Johansson, who herself started out as a child actor, found her movie son to be a great scene partner.
“He was so comfortable on the set,” she recalls. “I think it would have been very different had Taika plucked a kid out of obscurity. He was just so relaxed.”
Waititi says he was already aware of up-and-coming fellow New Zealander McKenzie, when he cast her in the pivotal role of Elsa, the brave teenager in the attic. Through her, Jojo learns that everything he’s been told about Jews from the Nazis has been lies, and the two begin writing an illustrated book together about their experience.
“I saw Thomasin rolling around Wellington, New Zealand ever since she was a little kid; she comes from a family of famous theater actors,” says Waititi. “Around the time we were casting, she was in ‘Leave No Trace,’ and I realized just how much work she’d been doing and how amazing the work she was doing was. She auditioned early on and was on top of the list pretty much the entire time.”
Casting Merchant, best known for his comedic roles in movies as well as writing and producing TV shows with Ricky Gervais, reveals how he found out about the part of playing the goofy yet sinister SS officer.
“I received the script and thought, ‘Oh God, yet another boy-and-his-imaginary-Hitler script,’” he deadpans. “I think if you’re an English person who’s quite tall, you’re going to get asked to play a Nazi at some point. I’m just happy that it’s for Taika than for someone else.”
Merchant says the tradition of making satires about World War II and Hitler goes back decades.
“When I read it, it reminded me of lots of movies I’ve loved over the years—as Taika said—right back to ‘The Great Dictator.’ There’s a long tradition from that to Ernest Lubitsch’s ‘To Be or Not to Be’ to Mel Brooks’ (remake) in the 1980s. In the U.K., there’s been a long tradition of satirical stuff about Hitler. People in the 1980s would appear on talk shows dressed as Hitler doing a routine, and we’d go, ‘Oh, that seems funny.’ It never occurred to me that it was an unsuitable subject matter for satire.
“Similarly, I like films that deal with big ideas through humor, whether it’s ‘Dr. Strangelove’ or ‘Life of Brian,’ or something like that. It’s audacious that Taika’s trying to make a film now when it feels like mainstream cinema’s gotten a little more conservative—less risk-taking—to be making a film about a boy and his imaginary Hitler.

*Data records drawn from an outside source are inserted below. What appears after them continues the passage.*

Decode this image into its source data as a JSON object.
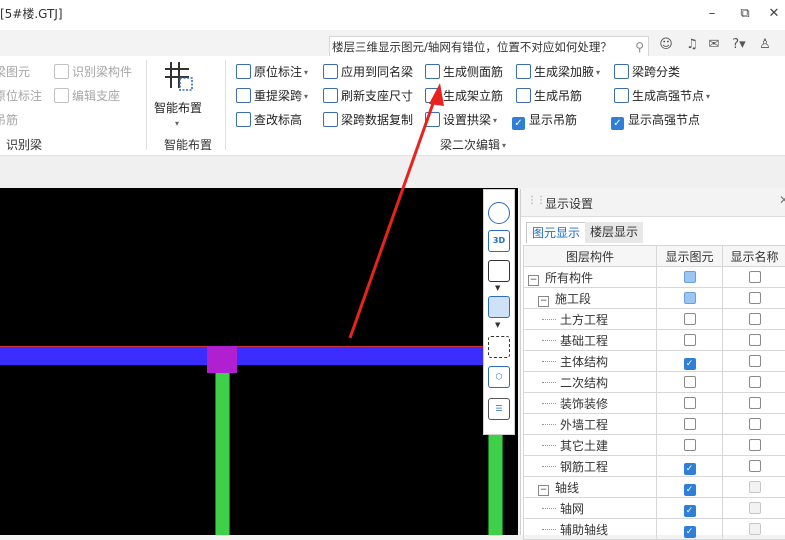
{
  "window": {
    "title": "[5#楼.GTJ]",
    "controls": [
      "–",
      "⧉",
      "✕"
    ]
  },
  "search": {
    "text": "楼层三维显示图元/轴网有错位，位置不对应如何处理？",
    "icon": "search-icon"
  },
  "top_icons": [
    "user-icon",
    "headset-icon",
    "message-icon",
    "help-icon",
    "shirt-icon"
  ],
  "ribbon": {
    "left_partial": [
      "梁图元",
      "识别梁构件",
      "原位标注",
      "编辑支座",
      "吊筋"
    ],
    "left_group": "识别梁",
    "smart_layout": {
      "label": "智能布置",
      "group": "智能布置"
    },
    "buttons": {
      "yuanwei": "原位标注",
      "apply_same": "应用到同名梁",
      "gen_side": "生成侧面筋",
      "gen_haunch": "生成梁加腋",
      "span_classify": "梁跨分类",
      "relift": "重提梁跨",
      "refresh": "刷新支座尺寸",
      "gen_erect": "生成架立筋",
      "gen_hanger": "生成吊筋",
      "gen_high_node": "生成高强节点",
      "check_elev": "查改标高",
      "copy_span": "梁跨数据复制",
      "set_arch": "设置拱梁",
      "show_hanger": "显示吊筋",
      "show_high_node": "显示高强节点"
    },
    "edit_group": "梁二次编辑"
  },
  "panel": {
    "title": "显示设置",
    "tabs": [
      "图元显示",
      "楼层显示"
    ],
    "columns": [
      "图层构件",
      "显示图元",
      "显示名称"
    ],
    "rows": [
      {
        "label": "所有构件",
        "level": 0,
        "toggle": "−",
        "show": "partial",
        "name": "off"
      },
      {
        "label": "施工段",
        "level": 1,
        "toggle": "−",
        "show": "partial",
        "name": "off"
      },
      {
        "label": "土方工程",
        "level": 2,
        "show": "off",
        "name": "off"
      },
      {
        "label": "基础工程",
        "level": 2,
        "show": "off",
        "name": "off"
      },
      {
        "label": "主体结构",
        "level": 2,
        "show": "on",
        "name": "off"
      },
      {
        "label": "二次结构",
        "level": 2,
        "show": "off",
        "name": "off"
      },
      {
        "label": "装饰装修",
        "level": 2,
        "show": "off",
        "name": "off"
      },
      {
        "label": "外墙工程",
        "level": 2,
        "show": "off",
        "name": "off"
      },
      {
        "label": "其它土建",
        "level": 2,
        "show": "off",
        "name": "off"
      },
      {
        "label": "钢筋工程",
        "level": 2,
        "show": "on",
        "name": "off"
      },
      {
        "label": "轴线",
        "level": 1,
        "toggle": "−",
        "show": "on",
        "name": "dim"
      },
      {
        "label": "轴网",
        "level": 2,
        "show": "on",
        "name": "dim"
      },
      {
        "label": "辅助轴线",
        "level": 2,
        "show": "on",
        "name": "dim"
      }
    ]
  },
  "view_toolbar": [
    "orbit-icon",
    "3d-view-icon",
    "cube-view-icon",
    "cube-solid-icon",
    "select-frame-icon",
    "component-view-icon",
    "settings-list-icon"
  ],
  "colors": {
    "beam": "#3b2cff",
    "column": "#3fd04a",
    "column_head": "#b01fd0",
    "arrow": "#e8231e",
    "accent": "#2f7fd8"
  }
}
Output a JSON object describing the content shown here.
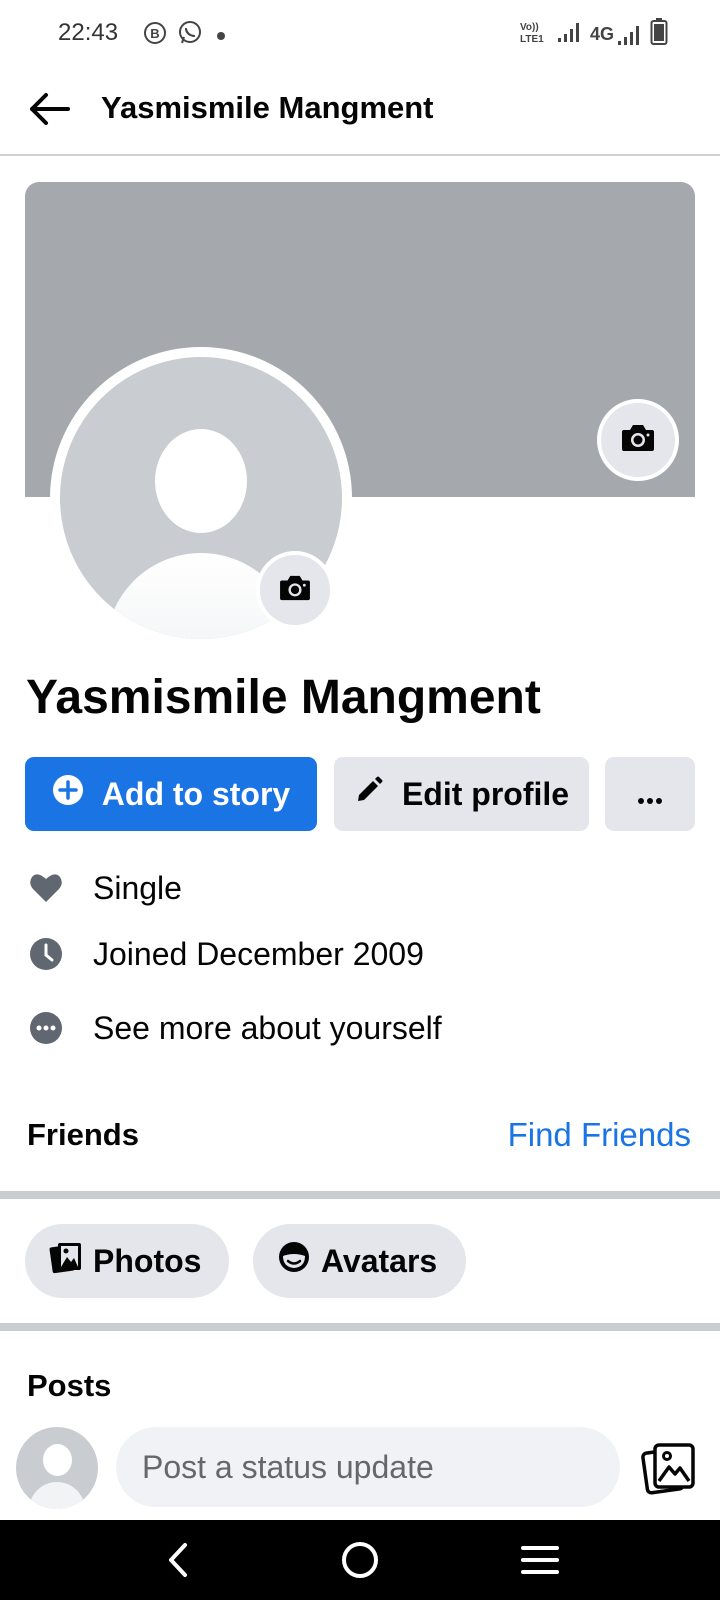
{
  "status_bar": {
    "time": "22:43",
    "left_icons": [
      "b-badge-icon",
      "whatsapp-icon",
      "dot-icon"
    ],
    "right_icons": [
      "volte-icon",
      "signal-icon",
      "signal-4g-icon",
      "battery-icon"
    ],
    "volte_label": "Vo)) LTE1",
    "network_label": "4G"
  },
  "header": {
    "title": "Yasmismile Mangment"
  },
  "profile": {
    "name": "Yasmismile Mangment"
  },
  "actions": {
    "add_story_label": "Add to story",
    "edit_profile_label": "Edit profile",
    "more_label": "···"
  },
  "details": [
    {
      "icon": "heart-icon",
      "text": "Single"
    },
    {
      "icon": "clock-icon",
      "text": "Joined December 2009"
    },
    {
      "icon": "more-circle-icon",
      "text": "See more about yourself"
    }
  ],
  "friends": {
    "label": "Friends",
    "find_label": "Find Friends"
  },
  "chips": {
    "photos_label": "Photos",
    "avatars_label": "Avatars"
  },
  "posts": {
    "label": "Posts",
    "composer_placeholder": "Post a status update"
  },
  "nav": {
    "icons": [
      "back-nav-icon",
      "home-nav-icon",
      "menu-nav-icon"
    ]
  },
  "colors": {
    "accent": "#1b74e4",
    "button_gray": "#e4e6eb",
    "cover_gray": "#a5a8ad",
    "text": "#050505"
  }
}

I thought that has to be applauded and supported.”
Waititi agrees that 2019 seems to be the perfect time to make a satire about Hitler and Nazis because of the rise of hate groups and growing intolerance around in the world.
“This story) feels more relevant and timely than when I originally wrote it,” he says. “But that wasn’t the original intention.”
Johansson, who has a five-year-old daughter, says she believes her onscreen character, Rosie, is trying to counter the hatred that the Nazis are inflicting her son, before he meets Elsa.
“She’s teaching him to be empathetic and compassionate,” she observes. “You have to give your kids a healthy dose of reality so that can actually happen.”
“Jojo Rabbit” is in theaters in limited release, and will gradually have a wider release.